    12. Shelley Boulianne & Mireille Lalancette & David Ilkiw, 2020. "“School Strike 4 Climate”: Social Media and the International Youth Protest on Climate Change," Media and Communication, Cogitatio Press, vol. 8(2), pages 208-218.
    13. Brown, Christopher J. & Markusson, Nils, 2019. "The responses of older adults to smart energy monitors," Energy Policy, Elsevier, vol. 130(C), pages 218-226.
    14. Filippo Corsini & Rafael Laurenti & Franziska Meinherz & Francesco Paolo Appio & Luca Mora, 2019. "The Advent of Practice Theories in Research on Sustainable Consumption: Past, Current and Future Directions of the Field," Sustainability, MDPI, Open Access Journal, vol. 11(2), pages 1-19, January.
    15. Xu, Xiaojing & Chen, Chien-fei, 2019. "Energy efficiency and energy justice for U.S. low-income households: An analysis of multifaceted challenges and potential," Energy Policy, Elsevier, vol. 128(C), pages 763-774.
    16. Peter Frumhoff & Richard Heede & Naomi Oreskes, 2015. "The climate responsibilities of industrial carbon producers," Climatic Change, Springer, vol. 132(2), pages 157-171, September.
    17. Mireille Chiroleu‐Assouline & Thomas P. Lyon, 2020. "Merchants of doubt: Corporate political action when NGO credibility is uncertain," Journal of Economics & Management Strategy, Wiley Blackwell, vol. 29(2), pages 439-461, April.
    18. Henrik Serup Christensen & Lauri Rapeli, 2021. "Immediate rewards or delayed gratification? A conjoint survey experiment of the public’s policy preferences," Policy Sciences, Springer;Society of Policy Sciences, vol. 54(1), pages 63-94, March.
    19. Valdes, Javier & Poque González, Axel Bastián & Masip Macia, Yunesky & Dorner, Wolfgang & Ramirez Camargo, Luis, 2020. "Unveiling the potential for combined heat and power in Chilean industry - A policy perspective," Energy Policy, Elsevier, vol. 140(C).
    20. Guo Li & Wenling Liu & Zhaohua Wang & Mengqi Liu, 2017. "An empirical examination of energy consumption, behavioral intention, and situational factors: evidence from Beijing," Annals of Operations Research, Springer, vol. 255(1), pages 507-524, August.
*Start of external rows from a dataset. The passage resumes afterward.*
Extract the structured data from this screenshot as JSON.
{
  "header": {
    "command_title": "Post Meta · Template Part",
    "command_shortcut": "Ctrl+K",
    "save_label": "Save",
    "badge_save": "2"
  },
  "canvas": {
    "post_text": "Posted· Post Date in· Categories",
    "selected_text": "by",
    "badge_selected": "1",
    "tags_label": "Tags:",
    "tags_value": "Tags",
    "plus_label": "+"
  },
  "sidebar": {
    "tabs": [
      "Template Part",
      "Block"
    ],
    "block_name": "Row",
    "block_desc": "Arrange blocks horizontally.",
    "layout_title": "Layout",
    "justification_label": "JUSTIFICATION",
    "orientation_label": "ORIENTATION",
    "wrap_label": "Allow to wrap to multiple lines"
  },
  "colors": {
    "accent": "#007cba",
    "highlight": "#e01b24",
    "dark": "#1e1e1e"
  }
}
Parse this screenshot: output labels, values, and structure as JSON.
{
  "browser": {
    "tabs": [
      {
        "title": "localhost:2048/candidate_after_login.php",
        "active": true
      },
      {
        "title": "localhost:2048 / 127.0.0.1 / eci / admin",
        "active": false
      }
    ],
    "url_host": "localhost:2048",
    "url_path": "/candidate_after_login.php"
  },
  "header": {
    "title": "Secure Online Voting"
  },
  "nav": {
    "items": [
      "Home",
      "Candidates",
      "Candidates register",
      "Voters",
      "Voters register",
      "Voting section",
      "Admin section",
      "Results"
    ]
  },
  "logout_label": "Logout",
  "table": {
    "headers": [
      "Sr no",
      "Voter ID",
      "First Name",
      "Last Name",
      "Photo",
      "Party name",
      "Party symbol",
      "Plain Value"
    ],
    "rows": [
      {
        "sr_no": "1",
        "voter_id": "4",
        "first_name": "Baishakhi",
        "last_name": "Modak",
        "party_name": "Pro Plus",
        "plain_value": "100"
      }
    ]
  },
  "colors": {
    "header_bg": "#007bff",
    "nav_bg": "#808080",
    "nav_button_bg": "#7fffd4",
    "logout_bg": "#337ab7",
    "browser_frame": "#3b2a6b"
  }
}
    More about this item


    Access and download statistics


    All material on this site has been provided by the respective publishers and authors. You can help correct errors and omissions. When requesting a correction, please mention this item's handle: RePEc:spr:climat:v:149:y:2018:i:3:d:10.1007_s10584-018-2241-z. See general information about how to correct material in RePEc.

    For technical questions regarding this item, or to correct its authors, title, abstract, bibliographic or download information, contact: (Sonal Shukla) or (Springer Nature Abstracting and Indexing). General contact details of provider: .

    If you have authored this item and are not yet registered with RePEc, we encourage you to do it here. This allows to link your profile to this item. It also allows you to accept potential citations to this item that we are uncertain about.

    If CitEc recognized a reference but did not link an item in RePEc to it, you can help with this form .

    If you know of missing items citing this one, you can help us creating those links by adding the relevant references in the same way as above, for each refering item. If you are a registered author of this item, you may also want to check the "citations" tab in your RePEc Author Service profile, as there may be some citations waiting for confirmation.

    Please note that corrections may take a couple of weeks to filter through the various RePEc services.

    IDEAS is a RePEc service hosted by the Research Division of the Federal Reserve Bank of St. Louis . RePEc uses bibliographic data supplied by the respective publishers.